With the one-year anniversary of Dodd-Frank approaching this week, Rep. Michael Grimm (R-NY) has introduced legislation to gut a vital provision in the financial reform law that provided expanded incentives and protections to whistleblowers who tell regulators about corporate misconduct.
Last week, Rep. Grimm was joined by Representatives Scott Garrett (R-NJ), John Campbell (R-CA), and Steve Stivers (R-OH) in introducing the “Whistleblower Improvement Act of 2011” (H.R. 2483). Despite its title, the bill could hardly be more hostile to whistleblowers.
When a draft version of the Grimm bill was first introduced a few months ago, POGO joined with other groups representing consumers, investors, taxpayers, employees, and whistleblowers in arguing that the proposal was an “extreme approach that would silence would-be whistleblowers, endanger critical inside informants, undermine investigations, hamstring enforcement at the [Securities and Exchange Commission] and [Commodity Futures Trading Commission], and provide lawbreaking financial firms with an escape hatch from accountability.”
Rep. Grimm et al. made one change to the original draft bill, removing a section that would have denied contingency fee representation to whistleblowers. But the bill introduced last week still includes a slew of provisions that would eviscerate the whistleblower programs at the SEC and CFTC, just as key reforms are being finalized. Among other things, the Grimm bill would:
- Tip off corporate wrongdoers by requiring whistleblowers to report internally before going to the SEC or CFTC;

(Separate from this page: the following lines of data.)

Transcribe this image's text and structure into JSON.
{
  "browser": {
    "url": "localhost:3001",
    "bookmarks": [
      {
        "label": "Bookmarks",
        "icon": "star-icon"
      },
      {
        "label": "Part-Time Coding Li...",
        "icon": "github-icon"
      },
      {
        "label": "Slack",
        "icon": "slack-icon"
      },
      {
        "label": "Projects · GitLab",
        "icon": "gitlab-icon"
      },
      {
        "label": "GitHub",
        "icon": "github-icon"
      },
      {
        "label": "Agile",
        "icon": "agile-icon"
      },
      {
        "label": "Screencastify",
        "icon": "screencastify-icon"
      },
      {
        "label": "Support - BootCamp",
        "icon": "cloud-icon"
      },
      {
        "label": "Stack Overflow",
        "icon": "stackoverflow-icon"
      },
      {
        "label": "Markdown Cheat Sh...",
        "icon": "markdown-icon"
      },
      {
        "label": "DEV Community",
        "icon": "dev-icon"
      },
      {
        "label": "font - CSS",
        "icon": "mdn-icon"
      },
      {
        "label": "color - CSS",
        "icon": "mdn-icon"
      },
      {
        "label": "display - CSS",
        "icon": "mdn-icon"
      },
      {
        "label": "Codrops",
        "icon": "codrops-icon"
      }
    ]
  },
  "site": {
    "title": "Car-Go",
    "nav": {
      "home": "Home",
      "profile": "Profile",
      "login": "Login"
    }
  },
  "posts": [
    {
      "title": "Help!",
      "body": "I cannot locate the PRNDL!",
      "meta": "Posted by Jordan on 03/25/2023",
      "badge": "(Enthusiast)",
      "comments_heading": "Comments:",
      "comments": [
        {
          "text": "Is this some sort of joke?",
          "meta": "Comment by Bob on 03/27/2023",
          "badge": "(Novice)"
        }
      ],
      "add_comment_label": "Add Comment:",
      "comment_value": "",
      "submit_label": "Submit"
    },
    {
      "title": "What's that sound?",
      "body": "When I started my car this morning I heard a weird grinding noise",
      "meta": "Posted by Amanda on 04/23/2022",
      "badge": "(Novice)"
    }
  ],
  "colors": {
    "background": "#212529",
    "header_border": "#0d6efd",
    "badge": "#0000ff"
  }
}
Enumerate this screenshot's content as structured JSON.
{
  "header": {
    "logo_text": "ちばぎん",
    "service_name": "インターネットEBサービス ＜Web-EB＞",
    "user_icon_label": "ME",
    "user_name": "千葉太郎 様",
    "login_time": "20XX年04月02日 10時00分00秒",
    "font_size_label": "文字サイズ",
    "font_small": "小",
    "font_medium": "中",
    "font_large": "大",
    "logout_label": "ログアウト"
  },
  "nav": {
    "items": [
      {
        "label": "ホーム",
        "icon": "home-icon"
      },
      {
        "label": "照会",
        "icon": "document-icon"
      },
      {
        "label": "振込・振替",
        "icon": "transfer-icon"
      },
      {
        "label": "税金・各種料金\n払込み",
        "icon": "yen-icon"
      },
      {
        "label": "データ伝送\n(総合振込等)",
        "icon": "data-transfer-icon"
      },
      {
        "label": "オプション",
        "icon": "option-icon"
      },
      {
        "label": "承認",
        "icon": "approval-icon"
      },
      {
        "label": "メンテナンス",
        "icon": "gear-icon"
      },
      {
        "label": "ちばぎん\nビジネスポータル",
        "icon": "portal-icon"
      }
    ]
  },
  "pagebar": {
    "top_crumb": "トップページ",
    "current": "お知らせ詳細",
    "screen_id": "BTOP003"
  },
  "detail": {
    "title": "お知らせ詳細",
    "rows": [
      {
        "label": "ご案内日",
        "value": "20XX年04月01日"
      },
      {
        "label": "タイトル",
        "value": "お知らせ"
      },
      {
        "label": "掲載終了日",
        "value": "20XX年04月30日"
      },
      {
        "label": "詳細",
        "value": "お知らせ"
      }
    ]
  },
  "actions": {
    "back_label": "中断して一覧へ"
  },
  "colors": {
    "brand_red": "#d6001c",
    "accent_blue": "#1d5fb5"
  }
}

- Disqualify many would-be whistleblowers who have a contractual obligation to cause their employer to investigate or respond to misconduct;
- Eliminate the minimum reward requirement for whistleblowers who provide information leading to a successful enforcement action that results in sanctions of $1 million or more;
- Strip protections for whistleblowers who face retaliation for contacting the SEC or CFTC; and
- Create an accountability loophole by giving special treatment to self-reporting firms that conduct internal investigations and take “appropriate corrective action.”
After the SEC narrowly approved final rules for its whistleblower program, the Chamber of Commerce announced it was throwing its support behind Rep. Grimm’s legislation. The Chamber declared on its blog last week that the bill would “restore a balance to the whistleblower system.”
Reps. Grimm, Garrett, Campbell, and Stivers received a combined $2.1 million in campaign contributions from the finance, insurance and real estate industries in the 2010 election cycle, according to data from the Center for Responsive Politics.
Please take a moment to contact your representative and urge them to stand with whistleblowers, consumers, investors, and taxpayers by rejecting Rep. Grimm’s legislation.
Michael Smallberg is a POGO Investigator.